Leigh was a facilitator at an SWF event (there must be something in that festival’s water) I attended a couple of years back. I loved her so much I asked her if she’d come and speak at one of our lunches about her recently released book On Doubt. She did. Then when I heard she’d landed the plum job of interviewing my all time favourite pin-up, Hillary Clinton, in January this year, I began to plot when next I could secure time out of her busy schedule for her to come back and talk to us all. The fruit of that labour is another lunch with Leigh and I’m sure there will be more.
As for Sam (Mostyn), we met at an APEC Women’s Conference in Port Douglas and have been firm friends ever since. Sam was also the winner of the Board/Management 100 Women of Influence award at our inaugural Westpac AFR 100 Women of Influence awards in 2012, and featured on Ruby as our ROM in February this year. Sam is speaking at a lunch in Melbourne about her extraordinary career.
Friends help one another and our networks grow.
On July 1, nominations open for the 2013 100 Women of Influence awards. I recommend building social capital. Nominate people you believe should be in contention and bring your thoughts on who and what makes a great woman of influence to the table. Along with increasing personal and industry profile, getting involved brings with it the benefit of building credibility individually, as well as at a community and business level. It’s a great event celebrating diversity.
I’ve been going global too in the social capital construction stakes: visiting Brazil and Dubai in the past month as a guest of the World Bank. My topic, no prizes for guessing, has been the female economy and how it can be nurtured for the good of the whole.

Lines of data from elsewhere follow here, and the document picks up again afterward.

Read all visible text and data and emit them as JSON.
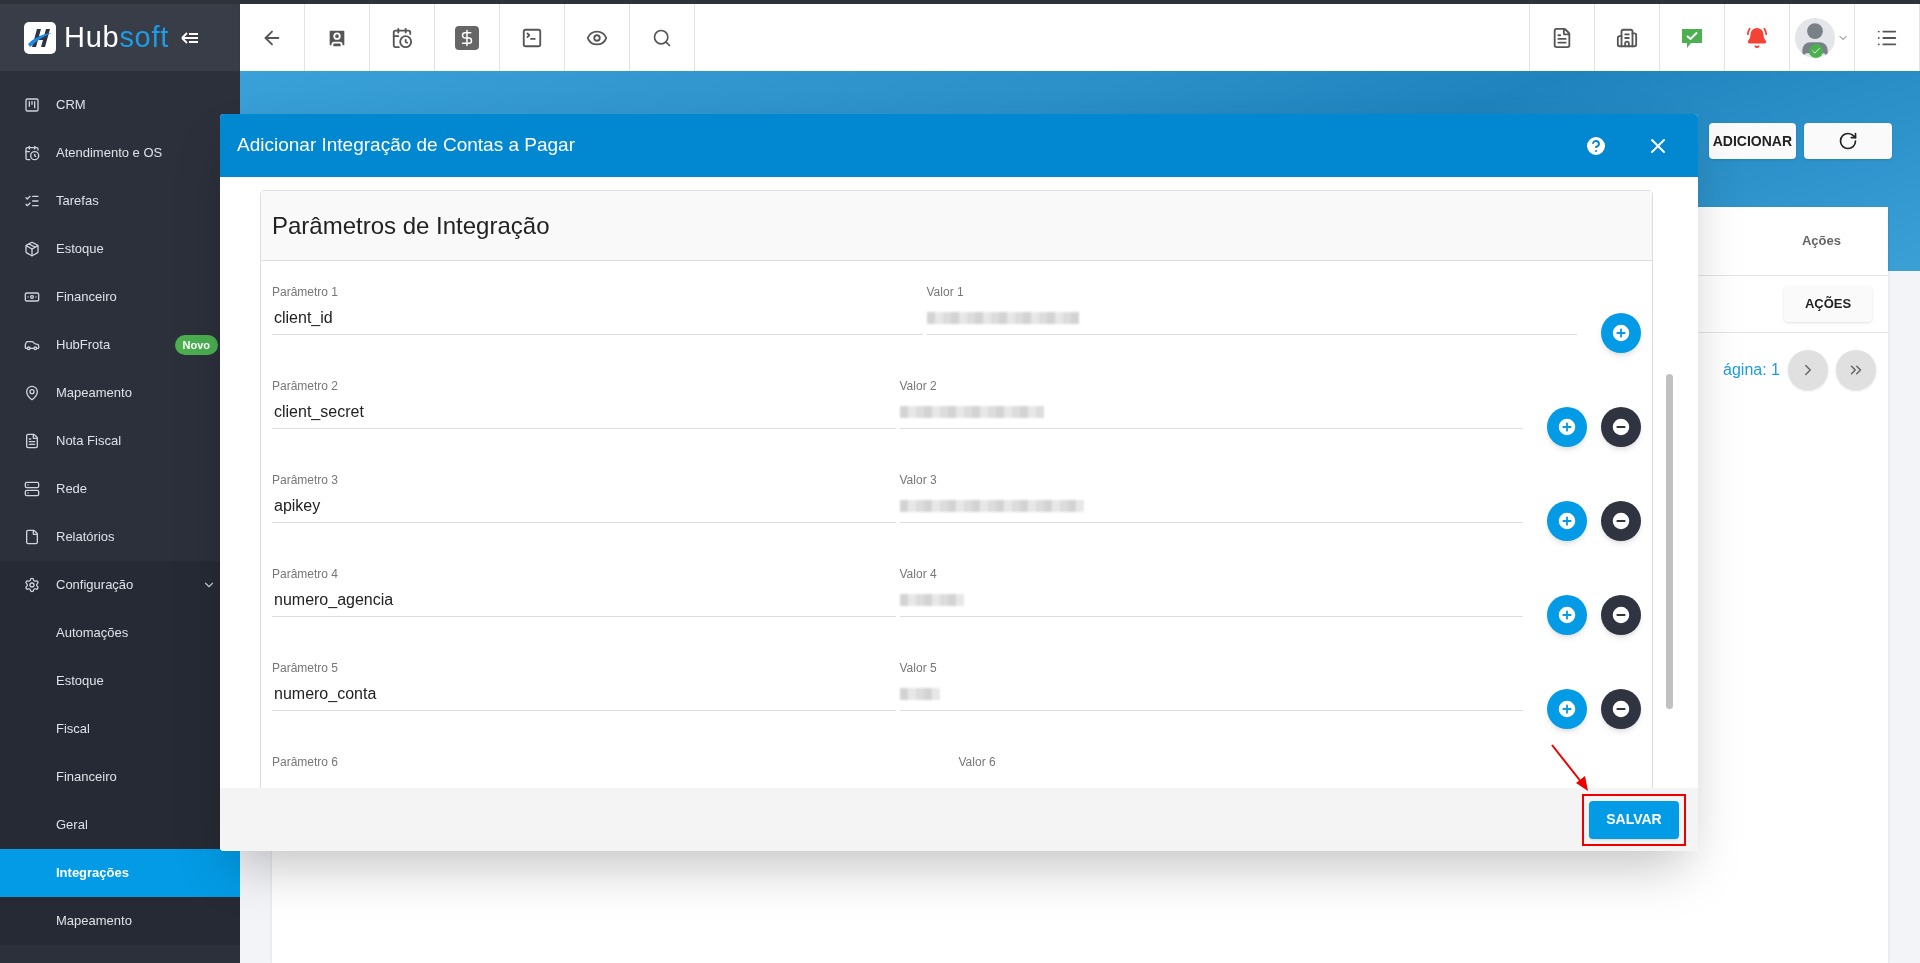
{
  "logo": {
    "text_a": "Hub",
    "text_b": "soft"
  },
  "sidebar": {
    "items": [
      {
        "label": "CRM"
      },
      {
        "label": "Atendimento e OS"
      },
      {
        "label": "Tarefas"
      },
      {
        "label": "Estoque"
      },
      {
        "label": "Financeiro"
      },
      {
        "label": "HubFrota",
        "badge": "Novo"
      },
      {
        "label": "Mapeamento"
      },
      {
        "label": "Nota Fiscal"
      },
      {
        "label": "Rede"
      },
      {
        "label": "Relatórios"
      },
      {
        "label": "Configuração",
        "expanded": true,
        "children": [
          {
            "label": "Automações",
            "selected": false
          },
          {
            "label": "Estoque",
            "selected": false
          },
          {
            "label": "Fiscal",
            "selected": false
          },
          {
            "label": "Financeiro",
            "selected": false
          },
          {
            "label": "Geral",
            "selected": false
          },
          {
            "label": "Integrações",
            "selected": true
          },
          {
            "label": "Mapeamento",
            "selected": false
          }
        ]
      }
    ]
  },
  "page": {
    "add_button": "ADICIONAR",
    "table_header": "Ações",
    "row_action_button": "AÇÕES",
    "pagination": "ágina: 1"
  },
  "modal": {
    "title": "Adicionar Integração de Contas a Pagar",
    "card_title": "Parâmetros de Integração",
    "parameters": [
      {
        "label": "Parâmetro 1",
        "value": "client_id",
        "value_label": "Valor 1",
        "removable": false
      },
      {
        "label": "Parâmetro 2",
        "value": "client_secret",
        "value_label": "Valor 2",
        "removable": true
      },
      {
        "label": "Parâmetro 3",
        "value": "apikey",
        "value_label": "Valor 3",
        "removable": true
      },
      {
        "label": "Parâmetro 4",
        "value": "numero_agencia",
        "value_label": "Valor 4",
        "removable": true
      },
      {
        "label": "Parâmetro 5",
        "value": "numero_conta",
        "value_label": "Valor 5",
        "removable": true
      },
      {
        "label": "Parâmetro 6",
        "value_label": "Valor 6"
      }
    ],
    "save_button": "SALVAR"
  }
}
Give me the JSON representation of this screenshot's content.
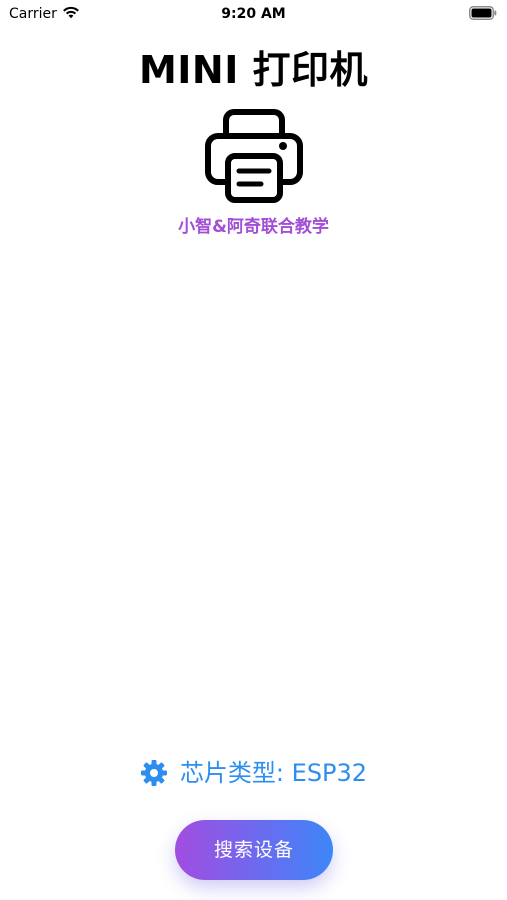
{
  "status_bar": {
    "carrier": "Carrier",
    "time": "9:20 AM"
  },
  "header": {
    "title": "MINI 打印机",
    "icon": "printer-icon",
    "subtitle": "小智&阿奇联合教学"
  },
  "chip": {
    "icon": "gear-icon",
    "label": "芯片类型: ESP32"
  },
  "actions": {
    "search_label": "搜索设备"
  },
  "colors": {
    "subtitle": "#a24fd6",
    "accent_blue": "#2d8ef0",
    "button_gradient_start": "#a24de0",
    "button_gradient_end": "#3d86f7"
  }
}
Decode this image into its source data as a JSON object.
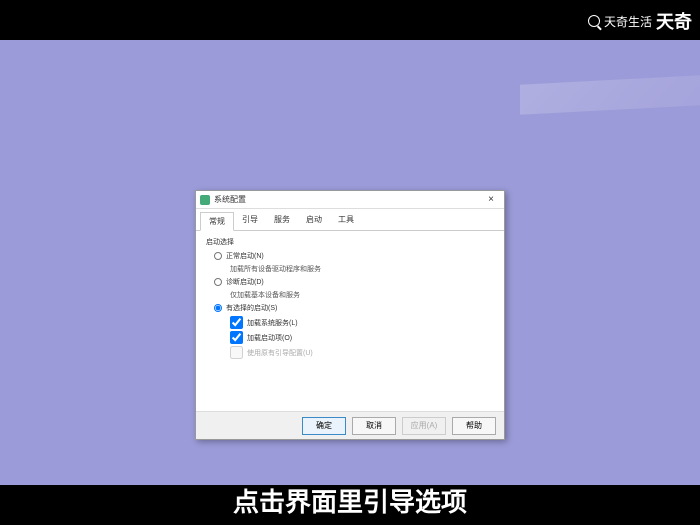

Slowly the world is catching on to the importance of women – the significant role we can and do play in the community, economically, socially and financially.
Driven in part by the growth in the Small Medium Enterprise market, banks, such as Itau, based in Sao Paulo, Brazil (and the largest bank in the Southern Hemisphere), are keen to hear how we’ve handled the issues and the potential of the female economy at Westpac over many years. Our experience is viewed as world’s first.
I know Australia often punches above its weight, as they say, because I’ve been lucky enough to experience the effect of those punches on many levels, including the work we do globally at the GBA. It’s impossible not to feel proud about our ability to build relationships that work hard and deliver.